Directions: The job is to find each line in the entries holding the string "JSON" and copy that line.
........
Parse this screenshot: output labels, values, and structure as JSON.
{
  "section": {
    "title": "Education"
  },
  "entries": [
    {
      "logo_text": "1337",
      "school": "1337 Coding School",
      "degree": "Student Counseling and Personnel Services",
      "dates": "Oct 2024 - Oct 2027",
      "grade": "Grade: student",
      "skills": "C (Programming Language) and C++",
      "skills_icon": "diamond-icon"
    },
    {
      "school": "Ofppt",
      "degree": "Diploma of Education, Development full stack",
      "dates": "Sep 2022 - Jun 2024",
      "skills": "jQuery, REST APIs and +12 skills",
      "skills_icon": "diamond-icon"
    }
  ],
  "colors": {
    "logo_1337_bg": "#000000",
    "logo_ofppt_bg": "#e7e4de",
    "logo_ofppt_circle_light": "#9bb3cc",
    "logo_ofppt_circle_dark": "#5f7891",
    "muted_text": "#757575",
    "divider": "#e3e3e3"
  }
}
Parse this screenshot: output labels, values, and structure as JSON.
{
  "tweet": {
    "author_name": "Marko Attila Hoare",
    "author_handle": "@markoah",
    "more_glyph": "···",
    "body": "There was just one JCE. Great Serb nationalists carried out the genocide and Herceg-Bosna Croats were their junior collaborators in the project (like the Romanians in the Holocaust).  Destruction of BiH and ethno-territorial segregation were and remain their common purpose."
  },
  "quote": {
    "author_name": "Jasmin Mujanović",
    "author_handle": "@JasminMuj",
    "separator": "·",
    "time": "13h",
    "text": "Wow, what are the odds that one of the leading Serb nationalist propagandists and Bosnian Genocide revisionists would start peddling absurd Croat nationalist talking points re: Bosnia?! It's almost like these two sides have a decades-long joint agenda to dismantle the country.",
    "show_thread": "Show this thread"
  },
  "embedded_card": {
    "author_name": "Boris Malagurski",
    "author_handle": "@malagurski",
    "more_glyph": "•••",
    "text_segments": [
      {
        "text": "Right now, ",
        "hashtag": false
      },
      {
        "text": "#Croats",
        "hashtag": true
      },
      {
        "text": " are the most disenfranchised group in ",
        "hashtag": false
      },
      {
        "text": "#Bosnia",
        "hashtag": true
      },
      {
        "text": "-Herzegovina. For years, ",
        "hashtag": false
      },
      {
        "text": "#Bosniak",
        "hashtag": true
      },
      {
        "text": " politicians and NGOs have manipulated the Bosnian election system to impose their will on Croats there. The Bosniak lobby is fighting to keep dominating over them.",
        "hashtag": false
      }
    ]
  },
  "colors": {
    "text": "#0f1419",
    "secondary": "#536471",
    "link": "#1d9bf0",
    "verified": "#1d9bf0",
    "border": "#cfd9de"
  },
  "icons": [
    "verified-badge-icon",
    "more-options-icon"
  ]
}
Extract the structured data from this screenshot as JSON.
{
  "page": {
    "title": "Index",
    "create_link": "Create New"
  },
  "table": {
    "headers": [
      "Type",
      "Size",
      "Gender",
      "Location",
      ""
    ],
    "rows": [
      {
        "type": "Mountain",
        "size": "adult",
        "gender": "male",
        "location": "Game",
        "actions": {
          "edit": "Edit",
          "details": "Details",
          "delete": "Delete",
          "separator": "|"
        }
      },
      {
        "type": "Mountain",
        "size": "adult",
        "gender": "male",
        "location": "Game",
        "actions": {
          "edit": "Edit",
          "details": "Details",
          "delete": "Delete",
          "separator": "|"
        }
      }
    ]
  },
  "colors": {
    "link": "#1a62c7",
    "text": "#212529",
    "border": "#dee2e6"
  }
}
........
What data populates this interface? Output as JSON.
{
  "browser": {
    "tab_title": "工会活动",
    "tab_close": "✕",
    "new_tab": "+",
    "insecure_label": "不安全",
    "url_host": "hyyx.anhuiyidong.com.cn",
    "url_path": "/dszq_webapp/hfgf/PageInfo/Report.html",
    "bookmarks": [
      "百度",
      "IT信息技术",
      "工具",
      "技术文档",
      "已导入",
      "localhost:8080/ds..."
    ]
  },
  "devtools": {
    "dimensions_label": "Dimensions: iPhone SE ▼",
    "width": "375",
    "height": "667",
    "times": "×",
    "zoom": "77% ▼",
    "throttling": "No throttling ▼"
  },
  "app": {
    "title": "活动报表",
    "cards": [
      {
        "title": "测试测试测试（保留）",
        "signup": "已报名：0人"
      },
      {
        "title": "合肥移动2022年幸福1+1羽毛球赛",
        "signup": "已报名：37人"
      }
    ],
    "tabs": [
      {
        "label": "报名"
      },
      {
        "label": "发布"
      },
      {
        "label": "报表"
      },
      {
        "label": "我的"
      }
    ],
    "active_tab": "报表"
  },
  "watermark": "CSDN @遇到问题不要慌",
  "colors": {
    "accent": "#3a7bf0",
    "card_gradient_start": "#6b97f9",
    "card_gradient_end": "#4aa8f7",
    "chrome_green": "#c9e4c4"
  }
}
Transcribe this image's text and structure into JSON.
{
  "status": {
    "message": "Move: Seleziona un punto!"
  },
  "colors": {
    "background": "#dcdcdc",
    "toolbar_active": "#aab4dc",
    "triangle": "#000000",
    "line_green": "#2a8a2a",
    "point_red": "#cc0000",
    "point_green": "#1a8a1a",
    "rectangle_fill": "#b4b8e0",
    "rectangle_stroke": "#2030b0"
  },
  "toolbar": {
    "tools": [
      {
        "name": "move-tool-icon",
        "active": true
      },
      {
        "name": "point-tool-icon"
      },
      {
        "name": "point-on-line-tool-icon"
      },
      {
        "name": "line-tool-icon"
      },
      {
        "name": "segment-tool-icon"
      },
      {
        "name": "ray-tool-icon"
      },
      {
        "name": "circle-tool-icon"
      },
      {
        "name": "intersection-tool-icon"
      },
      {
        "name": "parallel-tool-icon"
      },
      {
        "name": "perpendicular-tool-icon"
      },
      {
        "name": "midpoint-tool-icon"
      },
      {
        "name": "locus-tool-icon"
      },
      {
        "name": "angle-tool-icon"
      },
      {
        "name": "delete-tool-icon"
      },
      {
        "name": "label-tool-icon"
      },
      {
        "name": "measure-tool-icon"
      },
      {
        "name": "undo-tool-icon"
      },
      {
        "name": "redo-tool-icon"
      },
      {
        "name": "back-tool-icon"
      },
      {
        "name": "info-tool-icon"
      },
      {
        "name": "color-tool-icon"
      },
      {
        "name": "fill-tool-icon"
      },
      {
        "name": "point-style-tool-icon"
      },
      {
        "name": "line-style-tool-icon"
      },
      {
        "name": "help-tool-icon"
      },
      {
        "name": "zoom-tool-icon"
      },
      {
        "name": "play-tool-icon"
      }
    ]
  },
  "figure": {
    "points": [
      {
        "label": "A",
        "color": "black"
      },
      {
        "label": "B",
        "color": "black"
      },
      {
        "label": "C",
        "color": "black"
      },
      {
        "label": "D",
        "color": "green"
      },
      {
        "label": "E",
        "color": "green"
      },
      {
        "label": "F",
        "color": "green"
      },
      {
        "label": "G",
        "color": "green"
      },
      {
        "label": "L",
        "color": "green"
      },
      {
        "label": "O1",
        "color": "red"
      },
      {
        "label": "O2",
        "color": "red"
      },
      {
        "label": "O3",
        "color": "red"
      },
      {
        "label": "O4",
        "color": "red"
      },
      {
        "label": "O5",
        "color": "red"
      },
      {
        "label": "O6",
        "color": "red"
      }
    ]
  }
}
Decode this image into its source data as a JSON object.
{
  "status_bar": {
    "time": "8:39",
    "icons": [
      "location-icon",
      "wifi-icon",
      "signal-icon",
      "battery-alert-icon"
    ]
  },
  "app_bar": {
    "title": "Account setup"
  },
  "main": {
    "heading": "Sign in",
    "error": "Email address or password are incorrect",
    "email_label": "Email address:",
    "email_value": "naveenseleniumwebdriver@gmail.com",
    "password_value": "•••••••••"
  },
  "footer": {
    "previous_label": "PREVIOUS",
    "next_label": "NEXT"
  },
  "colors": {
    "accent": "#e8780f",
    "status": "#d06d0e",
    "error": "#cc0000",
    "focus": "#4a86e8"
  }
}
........
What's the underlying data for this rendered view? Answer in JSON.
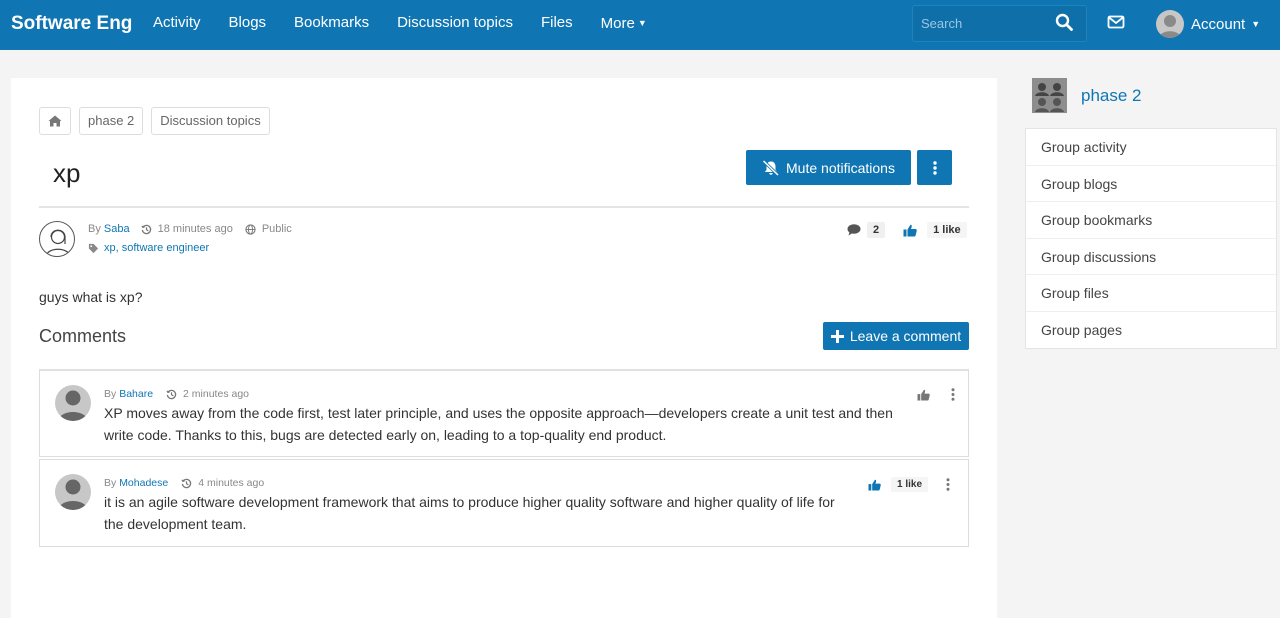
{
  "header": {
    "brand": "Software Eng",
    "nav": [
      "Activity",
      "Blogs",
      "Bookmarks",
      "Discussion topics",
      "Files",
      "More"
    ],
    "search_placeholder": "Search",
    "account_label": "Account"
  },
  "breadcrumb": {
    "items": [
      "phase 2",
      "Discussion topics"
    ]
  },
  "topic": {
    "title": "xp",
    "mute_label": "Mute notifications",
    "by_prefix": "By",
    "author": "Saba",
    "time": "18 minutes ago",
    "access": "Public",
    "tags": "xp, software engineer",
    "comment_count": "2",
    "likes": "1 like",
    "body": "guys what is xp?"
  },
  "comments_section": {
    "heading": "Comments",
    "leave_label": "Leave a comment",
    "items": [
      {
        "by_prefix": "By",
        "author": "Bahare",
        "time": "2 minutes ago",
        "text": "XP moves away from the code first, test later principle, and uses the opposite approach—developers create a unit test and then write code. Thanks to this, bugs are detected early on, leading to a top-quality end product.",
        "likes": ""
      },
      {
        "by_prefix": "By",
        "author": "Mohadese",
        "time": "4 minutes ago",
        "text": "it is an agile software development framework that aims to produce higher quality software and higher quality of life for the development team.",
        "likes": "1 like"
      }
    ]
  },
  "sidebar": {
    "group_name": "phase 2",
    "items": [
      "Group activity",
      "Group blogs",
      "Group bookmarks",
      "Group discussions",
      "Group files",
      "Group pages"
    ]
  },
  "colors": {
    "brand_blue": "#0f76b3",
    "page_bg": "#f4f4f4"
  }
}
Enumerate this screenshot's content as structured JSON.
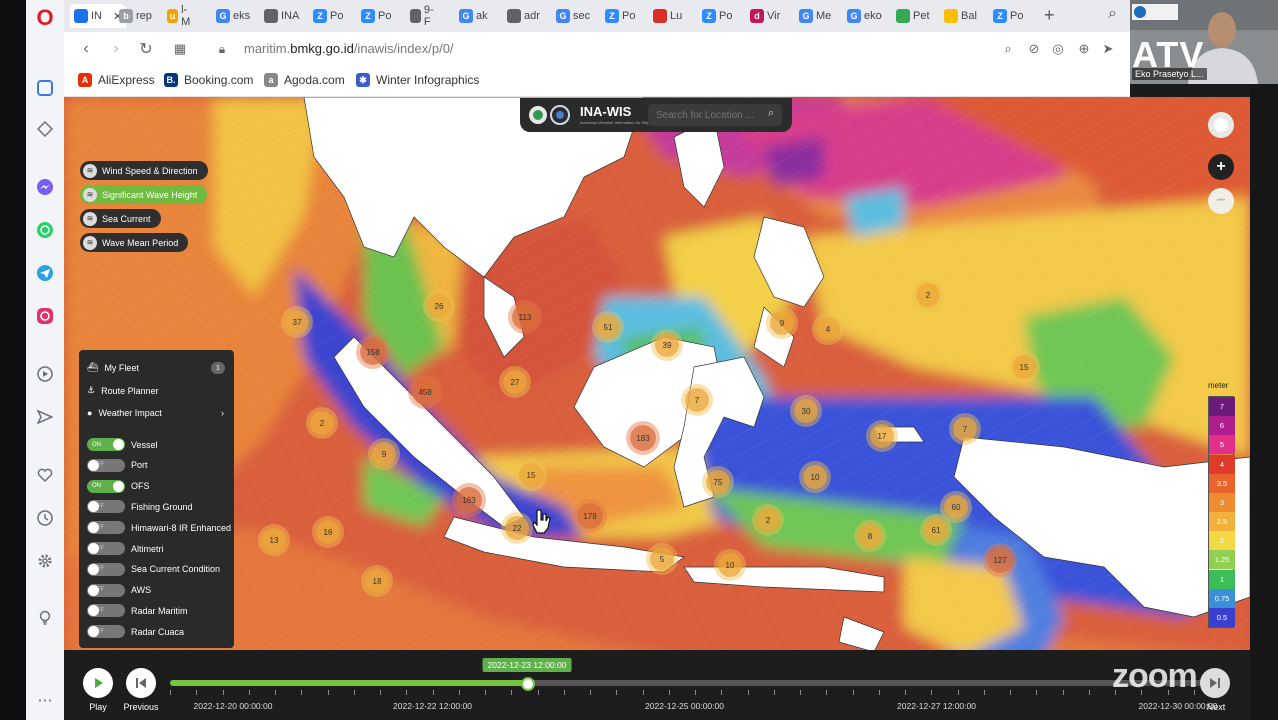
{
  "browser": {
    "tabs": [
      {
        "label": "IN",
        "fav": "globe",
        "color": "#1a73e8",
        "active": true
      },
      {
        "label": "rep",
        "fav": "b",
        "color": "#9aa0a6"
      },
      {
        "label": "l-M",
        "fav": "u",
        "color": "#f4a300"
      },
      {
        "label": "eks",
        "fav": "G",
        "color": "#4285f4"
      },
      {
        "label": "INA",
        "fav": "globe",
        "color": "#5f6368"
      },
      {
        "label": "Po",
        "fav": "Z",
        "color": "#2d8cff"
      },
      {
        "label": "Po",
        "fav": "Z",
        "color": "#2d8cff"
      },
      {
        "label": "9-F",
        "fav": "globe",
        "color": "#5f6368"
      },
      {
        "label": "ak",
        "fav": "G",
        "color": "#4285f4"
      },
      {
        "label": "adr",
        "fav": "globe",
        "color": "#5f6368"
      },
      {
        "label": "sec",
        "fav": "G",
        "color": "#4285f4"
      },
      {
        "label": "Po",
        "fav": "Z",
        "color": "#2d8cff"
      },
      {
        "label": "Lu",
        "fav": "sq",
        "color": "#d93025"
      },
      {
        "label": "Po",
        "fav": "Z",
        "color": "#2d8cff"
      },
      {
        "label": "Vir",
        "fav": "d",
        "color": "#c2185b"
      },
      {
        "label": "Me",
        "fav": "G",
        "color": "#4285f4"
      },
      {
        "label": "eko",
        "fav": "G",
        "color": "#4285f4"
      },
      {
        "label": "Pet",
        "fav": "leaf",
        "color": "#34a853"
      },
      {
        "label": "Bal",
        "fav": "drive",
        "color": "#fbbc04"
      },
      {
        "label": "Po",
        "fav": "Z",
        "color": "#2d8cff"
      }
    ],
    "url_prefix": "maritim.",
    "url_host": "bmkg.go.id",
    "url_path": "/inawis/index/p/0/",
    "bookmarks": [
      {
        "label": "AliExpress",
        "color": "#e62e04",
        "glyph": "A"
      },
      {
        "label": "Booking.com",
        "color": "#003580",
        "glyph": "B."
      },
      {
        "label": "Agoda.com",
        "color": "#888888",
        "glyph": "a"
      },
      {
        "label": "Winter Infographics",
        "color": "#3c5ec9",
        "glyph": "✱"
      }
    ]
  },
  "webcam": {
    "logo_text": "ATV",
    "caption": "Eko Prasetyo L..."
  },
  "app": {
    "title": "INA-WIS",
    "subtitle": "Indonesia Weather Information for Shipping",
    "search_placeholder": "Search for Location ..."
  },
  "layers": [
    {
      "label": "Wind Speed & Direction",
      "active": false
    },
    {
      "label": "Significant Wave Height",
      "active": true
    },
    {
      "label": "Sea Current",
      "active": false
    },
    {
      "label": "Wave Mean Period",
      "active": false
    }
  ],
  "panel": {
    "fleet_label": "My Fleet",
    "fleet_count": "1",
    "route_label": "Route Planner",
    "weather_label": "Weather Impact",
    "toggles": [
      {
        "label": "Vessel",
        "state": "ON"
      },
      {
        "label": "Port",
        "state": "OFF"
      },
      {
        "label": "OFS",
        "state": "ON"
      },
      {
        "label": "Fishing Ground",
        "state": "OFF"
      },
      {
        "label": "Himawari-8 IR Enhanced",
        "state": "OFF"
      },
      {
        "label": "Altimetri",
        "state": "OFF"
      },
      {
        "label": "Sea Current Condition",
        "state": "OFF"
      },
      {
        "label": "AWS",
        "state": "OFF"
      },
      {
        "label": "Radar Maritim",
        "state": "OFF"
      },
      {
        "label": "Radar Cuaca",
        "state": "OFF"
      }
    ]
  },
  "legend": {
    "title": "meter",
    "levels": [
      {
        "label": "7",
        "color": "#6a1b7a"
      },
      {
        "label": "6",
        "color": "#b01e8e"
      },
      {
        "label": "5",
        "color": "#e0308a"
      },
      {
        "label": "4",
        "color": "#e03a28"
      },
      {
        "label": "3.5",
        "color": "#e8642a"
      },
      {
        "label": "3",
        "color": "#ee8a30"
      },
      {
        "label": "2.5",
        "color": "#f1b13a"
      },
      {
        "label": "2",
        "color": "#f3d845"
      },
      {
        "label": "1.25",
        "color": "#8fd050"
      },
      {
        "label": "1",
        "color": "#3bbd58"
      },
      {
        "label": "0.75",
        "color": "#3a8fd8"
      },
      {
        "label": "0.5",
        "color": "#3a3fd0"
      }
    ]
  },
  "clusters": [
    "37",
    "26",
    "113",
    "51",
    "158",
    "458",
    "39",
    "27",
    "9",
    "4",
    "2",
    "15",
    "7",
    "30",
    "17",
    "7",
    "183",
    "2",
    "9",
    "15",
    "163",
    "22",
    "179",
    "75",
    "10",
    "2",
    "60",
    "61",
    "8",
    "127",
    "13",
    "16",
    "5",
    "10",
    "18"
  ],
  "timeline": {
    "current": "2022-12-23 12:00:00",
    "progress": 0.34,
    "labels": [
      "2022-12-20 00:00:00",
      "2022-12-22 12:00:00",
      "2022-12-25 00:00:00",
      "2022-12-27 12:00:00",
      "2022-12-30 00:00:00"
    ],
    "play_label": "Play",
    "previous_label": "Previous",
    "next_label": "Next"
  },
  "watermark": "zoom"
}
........
Task response:
Parse this screenshot: output labels, values, and structure as JSON.
Parse this screenshot: output labels, values, and structure as JSON.
Extract the structured data from this screenshot as JSON.
What data populates this interface? Output as JSON.
Transcribe this image's text and structure into JSON.
Decode this image into its source data as a JSON object.
What's the underlying data for this rendered view? Answer in JSON.
Enumerate this screenshot's content as structured JSON.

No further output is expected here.